*** Opening of Records shown ***
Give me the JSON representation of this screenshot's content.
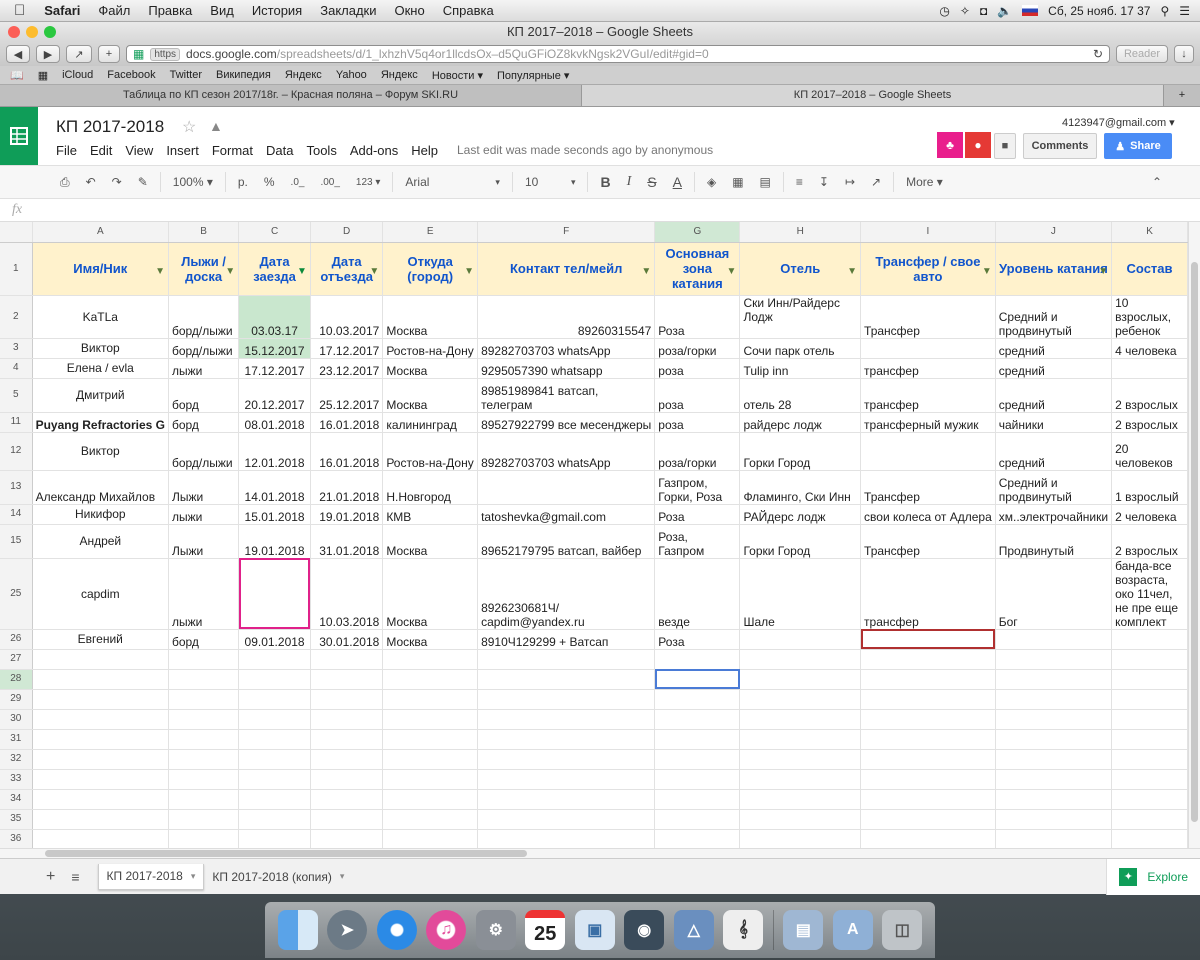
{
  "mac_menubar": {
    "apple_icon": "apple-icon",
    "items": [
      "Safari",
      "Файл",
      "Правка",
      "Вид",
      "История",
      "Закладки",
      "Окно",
      "Справка"
    ],
    "clock_text": "Сб, 25 нояб. 17 37"
  },
  "safari": {
    "window_title": "КП 2017–2018 – Google Sheets",
    "url_scheme": "https",
    "url_domain": "docs.google.com",
    "url_path": "/spreadsheets/d/1_lxhzhV5q4or1llcdsOx–d5QuGFiOZ8kvkNgsk2VGuI/edit#gid=0",
    "reader_label": "Reader",
    "bookmarks": [
      "iCloud",
      "Facebook",
      "Twitter",
      "Википедия",
      "Яндекс",
      "Yahoo",
      "Яндекс",
      "Новости ▾",
      "Популярные ▾"
    ],
    "tabs": [
      {
        "label": "Таблица по КП сезон 2017/18г. – Красная поляна – Форум SKI.RU",
        "active": false
      },
      {
        "label": "КП 2017–2018 – Google Sheets",
        "active": true
      }
    ]
  },
  "sheets": {
    "title": "КП 2017-2018",
    "menus": [
      "File",
      "Edit",
      "View",
      "Insert",
      "Format",
      "Data",
      "Tools",
      "Add-ons",
      "Help"
    ],
    "last_edit": "Last edit was made seconds ago by anonymous",
    "account": "4123947@gmail.com",
    "comments_label": "Comments",
    "share_label": "Share",
    "toolbar": {
      "zoom": "100%",
      "currency": "р.",
      "percent": "%",
      "dec_less": ".0_",
      "dec_more": ".00_",
      "num_format": "123",
      "font": "Arial",
      "font_size": "10",
      "bold": "B",
      "italic": "I",
      "strike": "S",
      "text_color": "A",
      "more": "More"
    },
    "fx_label": "fx",
    "columns": [
      "A",
      "B",
      "C",
      "D",
      "E",
      "F",
      "G",
      "H",
      "I",
      "J",
      "K"
    ],
    "headers": [
      "Имя/Ник",
      "Лыжи / доска",
      "Дата заезда",
      "Дата отъезда",
      "Откуда (город)",
      "Контакт тел/мейл",
      "Основная зона катания",
      "Отель",
      "Трансфер / свое авто",
      "Уровень катания",
      "Состав"
    ],
    "rows": [
      {
        "num": "2",
        "cells": [
          "KaTLa",
          "борд/лыжи",
          "03.03.17",
          "10.03.2017",
          "Москва",
          "89260315547",
          "Роза",
          "Ски Инн/Райдерс Лодж",
          "Трансфер",
          "Средний и продвинутый",
          "10 взрослых, ребенок"
        ]
      },
      {
        "num": "3",
        "cells": [
          "Виктор",
          "борд/лыжи",
          "15.12.2017",
          "17.12.2017",
          "Ростов-на-Дону",
          "89282703703 whatsApp",
          "роза/горки",
          "Сочи парк отель",
          "",
          "средний",
          "4 человека"
        ]
      },
      {
        "num": "4",
        "cells": [
          "Елена / evla",
          "лыжи",
          "17.12.2017",
          "23.12.2017",
          "Москва",
          "9295057390 whatsapp",
          "роза",
          "Tulip inn",
          "трансфер",
          "средний",
          ""
        ]
      },
      {
        "num": "5",
        "cells": [
          "Дмитрий",
          "борд",
          "20.12.2017",
          "25.12.2017",
          "Москва",
          "89851989841 ватсап, телеграм",
          "роза",
          "отель 28",
          "трансфер",
          "средний",
          "2 взрослых"
        ]
      },
      {
        "num": "11",
        "cells": [
          "Puyang Refractories G",
          "борд",
          "08.01.2018",
          "16.01.2018",
          "калининград",
          "89527922799 все месенджеры",
          "роза",
          "райдерс лодж",
          "трансферный мужик",
          "чайники",
          "2 взрослых"
        ]
      },
      {
        "num": "12",
        "cells": [
          "Виктор",
          "борд/лыжи",
          "12.01.2018",
          "16.01.2018",
          "Ростов-на-Дону",
          "89282703703 whatsApp",
          "роза/горки",
          "Горки Город",
          "",
          "средний",
          "20 человеков"
        ]
      },
      {
        "num": "13",
        "cells": [
          "Александр Михайлов",
          "Лыжи",
          "14.01.2018",
          "21.01.2018",
          "Н.Новгород",
          "",
          "Газпром, Горки, Роза",
          "Фламинго, Ски Инн",
          "Трансфер",
          "Средний и продвинутый",
          "1 взрослый"
        ]
      },
      {
        "num": "14",
        "cells": [
          "Никифор",
          "лыжи",
          "15.01.2018",
          "19.01.2018",
          "КМВ",
          "tatoshevka@gmail.com",
          "Роза",
          "РАЙдерс лодж",
          "свои колеса от Адлера",
          "хм..электрочайники",
          "2 человека"
        ]
      },
      {
        "num": "15",
        "cells": [
          "Андрей",
          "Лыжи",
          "19.01.2018",
          "31.01.2018",
          "Москва",
          "89652179795 ватсап, вайбер",
          "Роза, Газпром",
          "Горки Город",
          "Трансфер",
          "Продвинутый",
          "2 взрослых"
        ]
      },
      {
        "num": "25",
        "cells": [
          "capdim",
          "лыжи",
          "",
          "10.03.2018",
          "Москва",
          "8926230681Ч/ capdim@yandex.ru",
          "везде",
          "Шале",
          "трансфер",
          "Бог",
          "банда-все возраста, око 11чел, не пре еще комплект"
        ]
      },
      {
        "num": "26",
        "cells": [
          "Евгений",
          "борд",
          "09.01.2018",
          "30.01.2018",
          "Москва",
          "8910Ч129299 + Ватсап",
          "Роза",
          "",
          "",
          "",
          ""
        ]
      }
    ],
    "empty_rows": [
      "27",
      "28",
      "29",
      "30",
      "31",
      "32",
      "33",
      "34",
      "35",
      "36"
    ],
    "sheet_tabs": [
      {
        "label": "КП 2017-2018",
        "active": true
      },
      {
        "label": "КП 2017-2018 (копия)",
        "active": false
      }
    ],
    "explore_label": "Explore"
  }
}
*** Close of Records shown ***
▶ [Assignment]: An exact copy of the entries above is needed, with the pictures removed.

▶ [Written response]:
Give me the JSON representation of this screenshot's content.
{
  "mac_menubar": {
    "apple_icon": "apple-icon",
    "items": [
      "Safari",
      "Файл",
      "Правка",
      "Вид",
      "История",
      "Закладки",
      "Окно",
      "Справка"
    ],
    "clock_text": "Сб, 25 нояб. 17 37"
  },
  "safari": {
    "window_title": "КП 2017–2018 – Google Sheets",
    "url_scheme": "https",
    "url_domain": "docs.google.com",
    "url_path": "/spreadsheets/d/1_lxhzhV5q4or1llcdsOx–d5QuGFiOZ8kvkNgsk2VGuI/edit#gid=0",
    "reader_label": "Reader",
    "bookmarks": [
      "iCloud",
      "Facebook",
      "Twitter",
      "Википедия",
      "Яндекс",
      "Yahoo",
      "Яндекс",
      "Новости ▾",
      "Популярные ▾"
    ],
    "tabs": [
      {
        "label": "Таблица по КП сезон 2017/18г. – Красная поляна – Форум SKI.RU",
        "active": false
      },
      {
        "label": "КП 2017–2018 – Google Sheets",
        "active": true
      }
    ]
  },
  "sheets": {
    "title": "КП 2017-2018",
    "menus": [
      "File",
      "Edit",
      "View",
      "Insert",
      "Format",
      "Data",
      "Tools",
      "Add-ons",
      "Help"
    ],
    "last_edit": "Last edit was made seconds ago by anonymous",
    "account": "4123947@gmail.com",
    "comments_label": "Comments",
    "share_label": "Share",
    "toolbar": {
      "zoom": "100%",
      "currency": "р.",
      "percent": "%",
      "dec_less": ".0_",
      "dec_more": ".00_",
      "num_format": "123",
      "font": "Arial",
      "font_size": "10",
      "bold": "B",
      "italic": "I",
      "strike": "S",
      "text_color": "A",
      "more": "More"
    },
    "fx_label": "fx",
    "columns": [
      "A",
      "B",
      "C",
      "D",
      "E",
      "F",
      "G",
      "H",
      "I",
      "J",
      "K"
    ],
    "headers": [
      "Имя/Ник",
      "Лыжи / доска",
      "Дата заезда",
      "Дата отъезда",
      "Откуда (город)",
      "Контакт тел/мейл",
      "Основная зона катания",
      "Отель",
      "Трансфер / свое авто",
      "Уровень катания",
      "Состав"
    ],
    "rows": [
      {
        "num": "2",
        "cells": [
          "KaTLa",
          "борд/лыжи",
          "03.03.17",
          "10.03.2017",
          "Москва",
          "89260315547",
          "Роза",
          "Ски Инн/Райдерс Лодж",
          "Трансфер",
          "Средний и продвинутый",
          "10 взрослых, ребенок"
        ]
      },
      {
        "num": "3",
        "cells": [
          "Виктор",
          "борд/лыжи",
          "15.12.2017",
          "17.12.2017",
          "Ростов-на-Дону",
          "89282703703 whatsApp",
          "роза/горки",
          "Сочи парк отель",
          "",
          "средний",
          "4 человека"
        ]
      },
      {
        "num": "4",
        "cells": [
          "Елена / evla",
          "лыжи",
          "17.12.2017",
          "23.12.2017",
          "Москва",
          "9295057390 whatsapp",
          "роза",
          "Tulip inn",
          "трансфер",
          "средний",
          ""
        ]
      },
      {
        "num": "5",
        "cells": [
          "Дмитрий",
          "борд",
          "20.12.2017",
          "25.12.2017",
          "Москва",
          "89851989841 ватсап, телеграм",
          "роза",
          "отель 28",
          "трансфер",
          "средний",
          "2 взрослых"
        ]
      },
      {
        "num": "11",
        "cells": [
          "Puyang Refractories G",
          "борд",
          "08.01.2018",
          "16.01.2018",
          "калининград",
          "89527922799 все месенджеры",
          "роза",
          "райдерс лодж",
          "трансферный мужик",
          "чайники",
          "2 взрослых"
        ]
      },
      {
        "num": "12",
        "cells": [
          "Виктор",
          "борд/лыжи",
          "12.01.2018",
          "16.01.2018",
          "Ростов-на-Дону",
          "89282703703 whatsApp",
          "роза/горки",
          "Горки Город",
          "",
          "средний",
          "20 человеков"
        ]
      },
      {
        "num": "13",
        "cells": [
          "Александр Михайлов",
          "Лыжи",
          "14.01.2018",
          "21.01.2018",
          "Н.Новгород",
          "",
          "Газпром, Горки, Роза",
          "Фламинго, Ски Инн",
          "Трансфер",
          "Средний и продвинутый",
          "1 взрослый"
        ]
      },
      {
        "num": "14",
        "cells": [
          "Никифор",
          "лыжи",
          "15.01.2018",
          "19.01.2018",
          "КМВ",
          "tatoshevka@gmail.com",
          "Роза",
          "РАЙдерс лодж",
          "свои колеса от Адлера",
          "хм..электрочайники",
          "2 человека"
        ]
      },
      {
        "num": "15",
        "cells": [
          "Андрей",
          "Лыжи",
          "19.01.2018",
          "31.01.2018",
          "Москва",
          "89652179795 ватсап, вайбер",
          "Роза, Газпром",
          "Горки Город",
          "Трансфер",
          "Продвинутый",
          "2 взрослых"
        ]
      },
      {
        "num": "25",
        "cells": [
          "capdim",
          "лыжи",
          "",
          "10.03.2018",
          "Москва",
          "8926230681Ч/ capdim@yandex.ru",
          "везде",
          "Шале",
          "трансфер",
          "Бог",
          "банда-все возраста, око 11чел, не пре еще комплект"
        ]
      },
      {
        "num": "26",
        "cells": [
          "Евгений",
          "борд",
          "09.01.2018",
          "30.01.2018",
          "Москва",
          "8910Ч129299 + Ватсап",
          "Роза",
          "",
          "",
          "",
          ""
        ]
      }
    ],
    "empty_rows": [
      "27",
      "28",
      "29",
      "30",
      "31",
      "32",
      "33",
      "34",
      "35",
      "36"
    ],
    "sheet_tabs": [
      {
        "label": "КП 2017-2018",
        "active": true
      },
      {
        "label": "КП 2017-2018 (копия)",
        "active": false
      }
    ],
    "explore_label": "Explore"
  }
}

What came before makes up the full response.